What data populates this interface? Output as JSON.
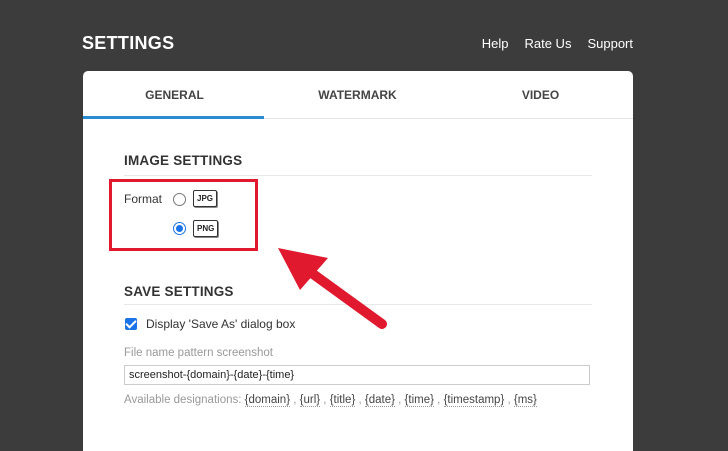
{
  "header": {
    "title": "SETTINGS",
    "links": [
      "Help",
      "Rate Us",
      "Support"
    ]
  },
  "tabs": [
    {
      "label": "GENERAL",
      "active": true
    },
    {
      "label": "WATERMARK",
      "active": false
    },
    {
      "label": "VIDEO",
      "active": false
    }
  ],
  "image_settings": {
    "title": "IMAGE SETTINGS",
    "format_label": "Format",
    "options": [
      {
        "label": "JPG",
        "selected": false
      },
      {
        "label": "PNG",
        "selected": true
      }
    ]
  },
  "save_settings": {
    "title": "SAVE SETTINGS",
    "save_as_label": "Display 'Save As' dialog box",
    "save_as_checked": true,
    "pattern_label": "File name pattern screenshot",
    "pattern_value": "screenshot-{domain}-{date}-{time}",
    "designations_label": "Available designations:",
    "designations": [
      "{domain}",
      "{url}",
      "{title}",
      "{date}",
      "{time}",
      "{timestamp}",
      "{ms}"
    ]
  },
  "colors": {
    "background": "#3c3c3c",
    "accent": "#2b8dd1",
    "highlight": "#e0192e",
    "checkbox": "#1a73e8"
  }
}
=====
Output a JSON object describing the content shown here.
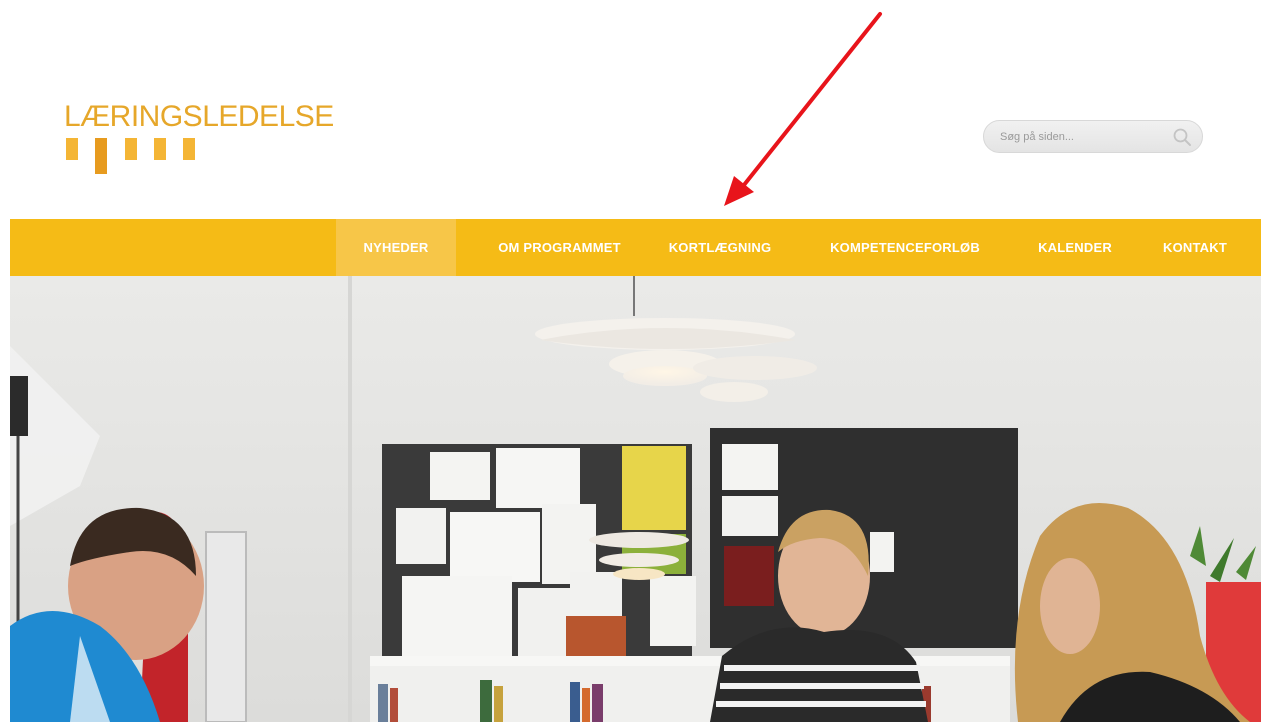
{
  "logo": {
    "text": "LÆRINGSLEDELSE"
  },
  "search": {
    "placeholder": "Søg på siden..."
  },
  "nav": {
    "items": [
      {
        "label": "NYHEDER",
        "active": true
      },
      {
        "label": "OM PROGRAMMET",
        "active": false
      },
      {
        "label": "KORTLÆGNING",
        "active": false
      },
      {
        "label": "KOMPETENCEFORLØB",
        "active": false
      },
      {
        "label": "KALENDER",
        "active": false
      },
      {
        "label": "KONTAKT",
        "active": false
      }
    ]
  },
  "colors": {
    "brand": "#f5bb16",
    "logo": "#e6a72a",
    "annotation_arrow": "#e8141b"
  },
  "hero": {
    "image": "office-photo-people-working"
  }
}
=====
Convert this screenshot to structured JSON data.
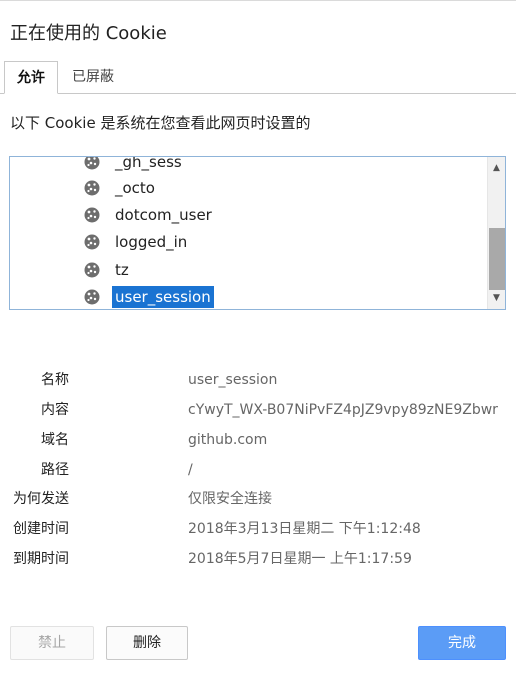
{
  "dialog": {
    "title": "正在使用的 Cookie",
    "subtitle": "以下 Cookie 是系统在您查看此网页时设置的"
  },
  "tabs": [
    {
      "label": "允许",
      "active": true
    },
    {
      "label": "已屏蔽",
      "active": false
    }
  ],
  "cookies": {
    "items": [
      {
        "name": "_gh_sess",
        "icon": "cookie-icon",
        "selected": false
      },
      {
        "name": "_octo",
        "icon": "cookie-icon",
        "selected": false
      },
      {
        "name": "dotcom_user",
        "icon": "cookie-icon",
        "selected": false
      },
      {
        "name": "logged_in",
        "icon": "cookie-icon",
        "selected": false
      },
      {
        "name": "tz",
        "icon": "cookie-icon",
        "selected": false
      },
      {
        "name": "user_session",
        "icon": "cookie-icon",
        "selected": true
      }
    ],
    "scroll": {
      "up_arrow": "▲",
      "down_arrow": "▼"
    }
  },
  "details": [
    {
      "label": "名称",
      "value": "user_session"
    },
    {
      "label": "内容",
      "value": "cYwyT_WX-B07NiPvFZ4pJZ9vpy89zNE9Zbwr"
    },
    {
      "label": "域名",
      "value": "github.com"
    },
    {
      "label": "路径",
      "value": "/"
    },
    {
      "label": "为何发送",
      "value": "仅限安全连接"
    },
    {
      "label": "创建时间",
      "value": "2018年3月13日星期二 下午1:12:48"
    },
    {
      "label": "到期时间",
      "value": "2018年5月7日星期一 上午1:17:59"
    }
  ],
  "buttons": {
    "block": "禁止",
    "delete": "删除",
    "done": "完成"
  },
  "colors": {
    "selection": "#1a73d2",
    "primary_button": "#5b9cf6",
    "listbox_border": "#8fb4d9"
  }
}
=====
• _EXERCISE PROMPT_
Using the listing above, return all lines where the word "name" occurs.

• _SOLUTION FOR THIS PROBLEM_
    "pattern_label": "File name pattern screenshot",
        "name": "_gh_sess",
        "name": "_octo",
        "name": "dotcom_user",
        "name": "logged_in",
        "name": "tz",
        "name": "user_session",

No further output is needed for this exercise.